(WHAT YOU WILL DO): Go through the records and report each line holding the string "admin".
-----
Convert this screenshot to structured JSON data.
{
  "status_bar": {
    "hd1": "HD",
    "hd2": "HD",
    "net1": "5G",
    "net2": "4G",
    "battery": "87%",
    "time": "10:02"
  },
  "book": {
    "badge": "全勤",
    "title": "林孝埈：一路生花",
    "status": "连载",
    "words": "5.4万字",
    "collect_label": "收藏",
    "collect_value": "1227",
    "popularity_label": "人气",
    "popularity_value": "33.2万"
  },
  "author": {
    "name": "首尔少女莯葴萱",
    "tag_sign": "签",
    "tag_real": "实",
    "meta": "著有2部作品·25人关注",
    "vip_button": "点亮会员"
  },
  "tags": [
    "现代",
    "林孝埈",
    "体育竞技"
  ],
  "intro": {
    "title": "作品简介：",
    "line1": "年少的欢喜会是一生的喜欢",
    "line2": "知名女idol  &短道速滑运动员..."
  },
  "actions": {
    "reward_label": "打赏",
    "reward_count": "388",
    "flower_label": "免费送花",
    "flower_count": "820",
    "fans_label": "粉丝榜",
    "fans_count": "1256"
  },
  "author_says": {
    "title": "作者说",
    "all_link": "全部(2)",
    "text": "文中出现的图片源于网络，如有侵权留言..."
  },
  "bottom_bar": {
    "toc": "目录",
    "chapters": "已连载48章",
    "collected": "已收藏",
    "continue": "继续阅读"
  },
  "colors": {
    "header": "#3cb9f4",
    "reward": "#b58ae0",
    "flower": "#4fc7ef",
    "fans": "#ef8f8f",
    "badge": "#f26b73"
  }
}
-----
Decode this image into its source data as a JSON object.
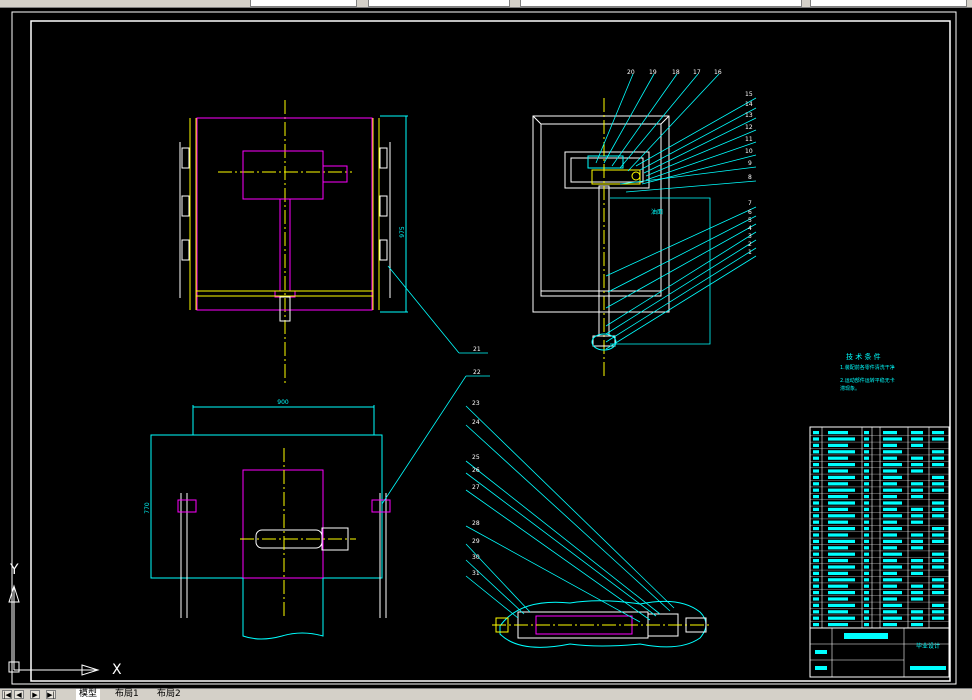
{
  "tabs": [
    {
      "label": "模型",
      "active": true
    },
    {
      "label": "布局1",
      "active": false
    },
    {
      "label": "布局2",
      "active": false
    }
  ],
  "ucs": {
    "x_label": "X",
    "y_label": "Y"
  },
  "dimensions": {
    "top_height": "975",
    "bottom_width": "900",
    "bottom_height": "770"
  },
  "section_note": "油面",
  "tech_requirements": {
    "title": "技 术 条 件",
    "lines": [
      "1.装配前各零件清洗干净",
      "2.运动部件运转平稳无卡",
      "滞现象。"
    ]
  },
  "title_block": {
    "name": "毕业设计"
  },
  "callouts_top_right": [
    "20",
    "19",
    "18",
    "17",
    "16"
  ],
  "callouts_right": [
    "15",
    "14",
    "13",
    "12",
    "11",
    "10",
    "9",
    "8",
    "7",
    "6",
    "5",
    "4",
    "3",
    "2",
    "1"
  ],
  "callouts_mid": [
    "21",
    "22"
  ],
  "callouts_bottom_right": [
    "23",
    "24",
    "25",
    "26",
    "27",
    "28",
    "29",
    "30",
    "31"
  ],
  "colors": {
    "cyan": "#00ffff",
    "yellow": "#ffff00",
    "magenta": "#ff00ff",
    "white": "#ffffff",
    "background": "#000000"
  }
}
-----
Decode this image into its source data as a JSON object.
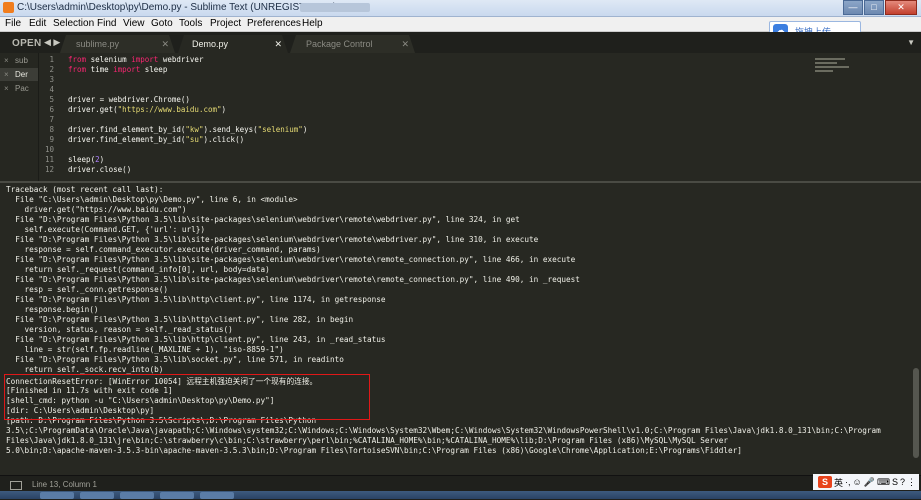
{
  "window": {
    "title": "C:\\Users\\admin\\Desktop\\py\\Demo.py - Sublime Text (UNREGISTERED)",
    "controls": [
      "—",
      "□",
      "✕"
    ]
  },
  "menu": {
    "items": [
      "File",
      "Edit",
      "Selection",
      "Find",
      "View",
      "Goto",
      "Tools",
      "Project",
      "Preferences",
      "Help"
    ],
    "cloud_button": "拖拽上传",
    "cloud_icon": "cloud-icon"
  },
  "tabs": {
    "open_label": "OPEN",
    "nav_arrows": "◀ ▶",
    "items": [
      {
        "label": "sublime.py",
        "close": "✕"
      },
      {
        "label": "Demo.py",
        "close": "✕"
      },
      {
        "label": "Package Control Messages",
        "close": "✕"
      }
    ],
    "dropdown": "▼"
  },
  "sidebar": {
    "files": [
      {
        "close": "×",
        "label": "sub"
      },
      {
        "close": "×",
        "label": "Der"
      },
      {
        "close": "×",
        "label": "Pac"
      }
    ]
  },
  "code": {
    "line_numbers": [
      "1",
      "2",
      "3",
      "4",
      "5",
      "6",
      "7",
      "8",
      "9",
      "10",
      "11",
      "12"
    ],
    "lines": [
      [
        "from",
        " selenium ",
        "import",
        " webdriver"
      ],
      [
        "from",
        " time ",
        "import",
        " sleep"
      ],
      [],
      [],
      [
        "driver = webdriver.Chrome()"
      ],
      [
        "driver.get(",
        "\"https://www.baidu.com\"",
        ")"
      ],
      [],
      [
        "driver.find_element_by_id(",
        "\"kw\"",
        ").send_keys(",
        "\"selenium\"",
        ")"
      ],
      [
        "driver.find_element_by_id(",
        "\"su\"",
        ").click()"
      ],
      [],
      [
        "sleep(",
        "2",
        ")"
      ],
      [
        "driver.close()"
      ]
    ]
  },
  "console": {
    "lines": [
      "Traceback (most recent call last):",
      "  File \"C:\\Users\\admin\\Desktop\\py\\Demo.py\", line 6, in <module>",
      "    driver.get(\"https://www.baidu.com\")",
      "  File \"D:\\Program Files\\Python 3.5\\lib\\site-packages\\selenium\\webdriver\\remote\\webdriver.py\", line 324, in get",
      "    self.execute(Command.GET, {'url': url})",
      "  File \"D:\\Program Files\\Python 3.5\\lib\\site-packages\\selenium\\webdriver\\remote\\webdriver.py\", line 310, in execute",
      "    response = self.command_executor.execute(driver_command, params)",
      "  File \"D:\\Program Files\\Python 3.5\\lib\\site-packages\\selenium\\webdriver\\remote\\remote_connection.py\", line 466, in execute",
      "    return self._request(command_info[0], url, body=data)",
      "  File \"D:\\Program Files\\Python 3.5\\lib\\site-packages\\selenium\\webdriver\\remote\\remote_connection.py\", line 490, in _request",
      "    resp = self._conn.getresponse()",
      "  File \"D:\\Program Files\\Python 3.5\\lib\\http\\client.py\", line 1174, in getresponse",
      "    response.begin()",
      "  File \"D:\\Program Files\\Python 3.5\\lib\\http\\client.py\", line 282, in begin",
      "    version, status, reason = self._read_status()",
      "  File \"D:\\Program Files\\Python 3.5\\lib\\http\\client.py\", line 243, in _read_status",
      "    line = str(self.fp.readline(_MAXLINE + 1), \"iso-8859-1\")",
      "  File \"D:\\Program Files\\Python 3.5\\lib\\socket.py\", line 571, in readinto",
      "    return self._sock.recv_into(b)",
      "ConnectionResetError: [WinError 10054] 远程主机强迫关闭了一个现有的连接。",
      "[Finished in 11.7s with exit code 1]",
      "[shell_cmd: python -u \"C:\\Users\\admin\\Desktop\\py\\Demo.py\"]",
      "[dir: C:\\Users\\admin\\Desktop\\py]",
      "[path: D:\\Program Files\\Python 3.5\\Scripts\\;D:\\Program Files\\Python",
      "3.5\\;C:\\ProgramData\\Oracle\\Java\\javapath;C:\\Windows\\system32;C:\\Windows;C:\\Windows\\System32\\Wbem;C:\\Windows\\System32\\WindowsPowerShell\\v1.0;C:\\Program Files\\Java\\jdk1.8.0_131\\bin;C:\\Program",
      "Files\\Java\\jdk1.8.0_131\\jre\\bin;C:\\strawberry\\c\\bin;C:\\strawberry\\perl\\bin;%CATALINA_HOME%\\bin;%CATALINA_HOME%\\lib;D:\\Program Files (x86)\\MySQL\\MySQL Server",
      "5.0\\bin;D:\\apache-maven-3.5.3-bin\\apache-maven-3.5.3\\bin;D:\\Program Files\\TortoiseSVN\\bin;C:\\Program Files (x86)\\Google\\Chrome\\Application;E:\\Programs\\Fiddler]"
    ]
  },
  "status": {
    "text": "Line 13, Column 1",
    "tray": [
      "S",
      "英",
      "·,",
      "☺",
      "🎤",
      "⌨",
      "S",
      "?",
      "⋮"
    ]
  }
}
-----
(TASK SOLUTION):
    "title": "C:\\Users\\admin\\Desktop\\py\\Demo.py - Sublime Text (UNREGISTERED)",
      "  File \"C:\\Users\\admin\\Desktop\\py\\Demo.py\", line 6, in <module>",
      "[shell_cmd: python -u \"C:\\Users\\admin\\Desktop\\py\\Demo.py\"]",
      "[dir: C:\\Users\\admin\\Desktop\\py]",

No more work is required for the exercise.